[Opening DATASET EXTRACT section]
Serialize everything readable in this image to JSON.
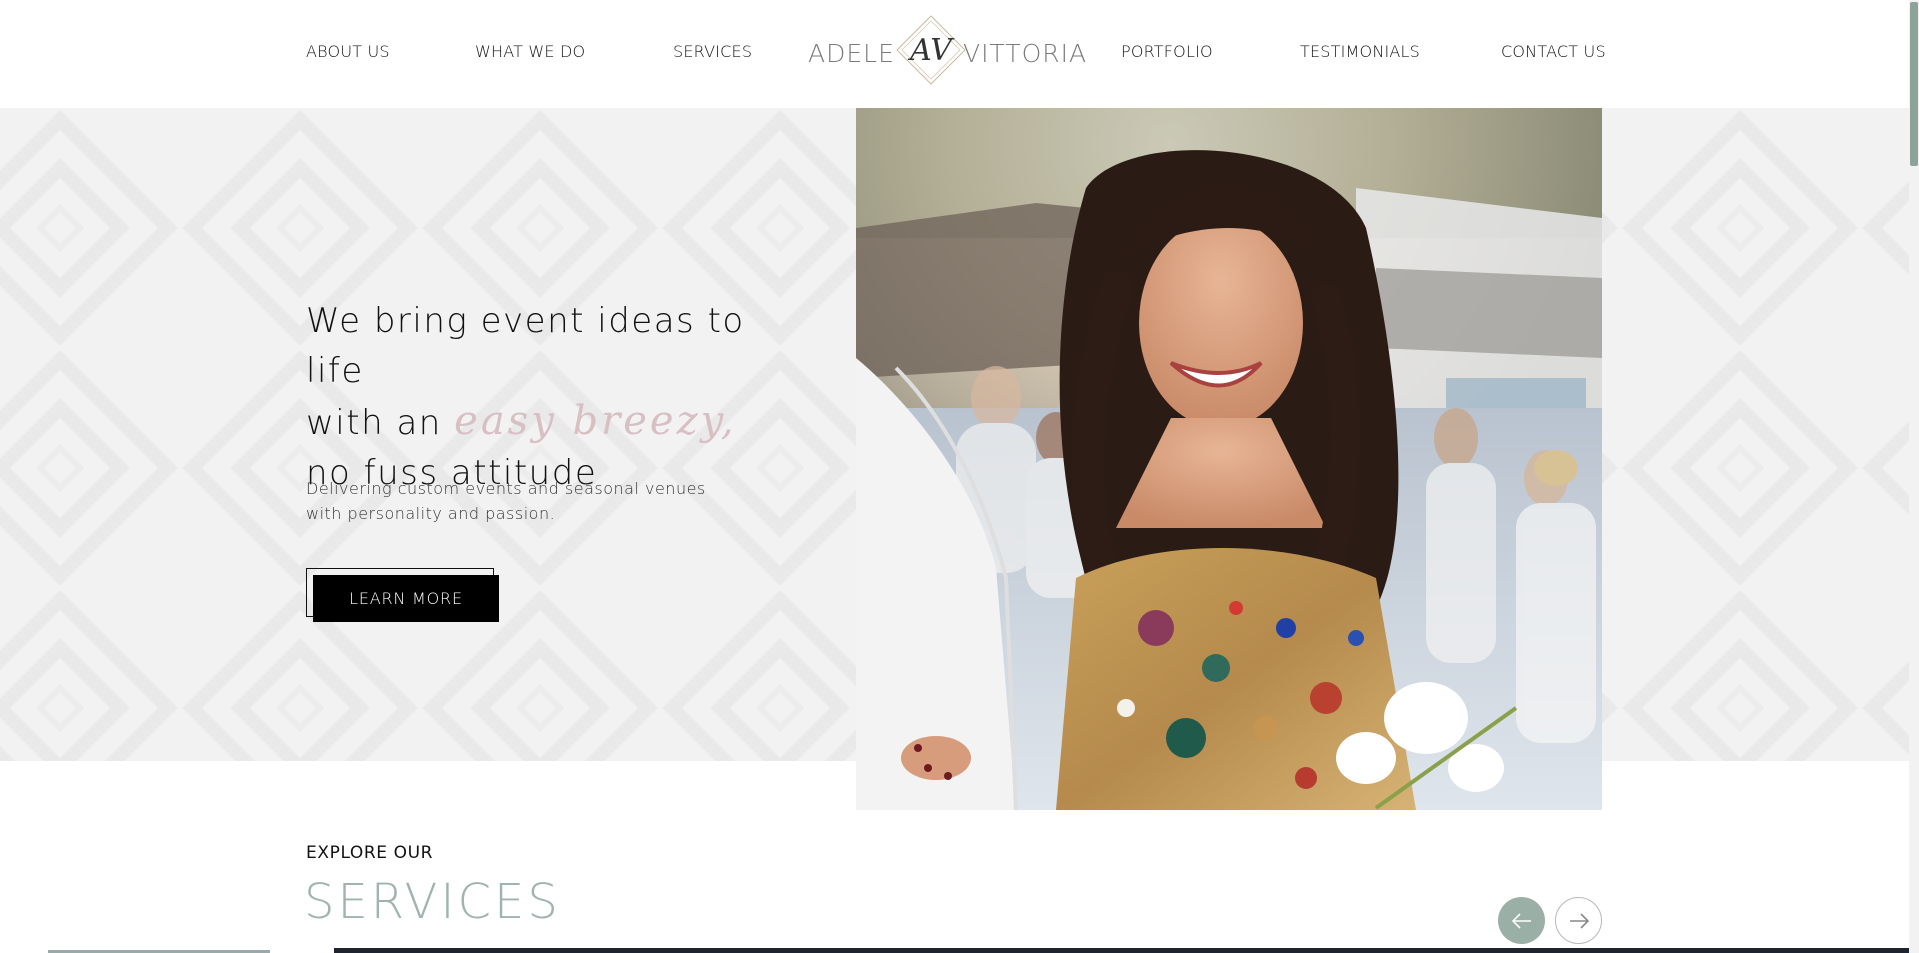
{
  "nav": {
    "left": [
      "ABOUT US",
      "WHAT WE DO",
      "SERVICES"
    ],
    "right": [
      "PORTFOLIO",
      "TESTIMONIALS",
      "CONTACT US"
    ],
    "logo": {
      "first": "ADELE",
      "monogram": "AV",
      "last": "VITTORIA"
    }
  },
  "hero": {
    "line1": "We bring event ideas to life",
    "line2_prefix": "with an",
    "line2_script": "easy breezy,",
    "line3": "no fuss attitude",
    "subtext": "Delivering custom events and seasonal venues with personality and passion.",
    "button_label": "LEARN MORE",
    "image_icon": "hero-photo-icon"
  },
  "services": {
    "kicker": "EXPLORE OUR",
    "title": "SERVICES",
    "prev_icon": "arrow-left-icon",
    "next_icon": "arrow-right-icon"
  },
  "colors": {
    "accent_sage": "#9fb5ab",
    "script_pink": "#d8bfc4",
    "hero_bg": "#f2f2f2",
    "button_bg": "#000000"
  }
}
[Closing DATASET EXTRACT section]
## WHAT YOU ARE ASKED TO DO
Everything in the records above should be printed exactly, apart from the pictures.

## RESPONSE TO THIS TASK
Serialize everything readable in this image to JSON.
{
  "nav": {
    "left": [
      "ABOUT US",
      "WHAT WE DO",
      "SERVICES"
    ],
    "right": [
      "PORTFOLIO",
      "TESTIMONIALS",
      "CONTACT US"
    ],
    "logo": {
      "first": "ADELE",
      "monogram": "AV",
      "last": "VITTORIA"
    }
  },
  "hero": {
    "line1": "We bring event ideas to life",
    "line2_prefix": "with an",
    "line2_script": "easy breezy,",
    "line3": "no fuss attitude",
    "subtext": "Delivering custom events and seasonal venues with personality and passion.",
    "button_label": "LEARN MORE",
    "image_icon": "hero-photo-icon"
  },
  "services": {
    "kicker": "EXPLORE OUR",
    "title": "SERVICES",
    "prev_icon": "arrow-left-icon",
    "next_icon": "arrow-right-icon"
  },
  "colors": {
    "accent_sage": "#9fb5ab",
    "script_pink": "#d8bfc4",
    "hero_bg": "#f2f2f2",
    "button_bg": "#000000"
  }
}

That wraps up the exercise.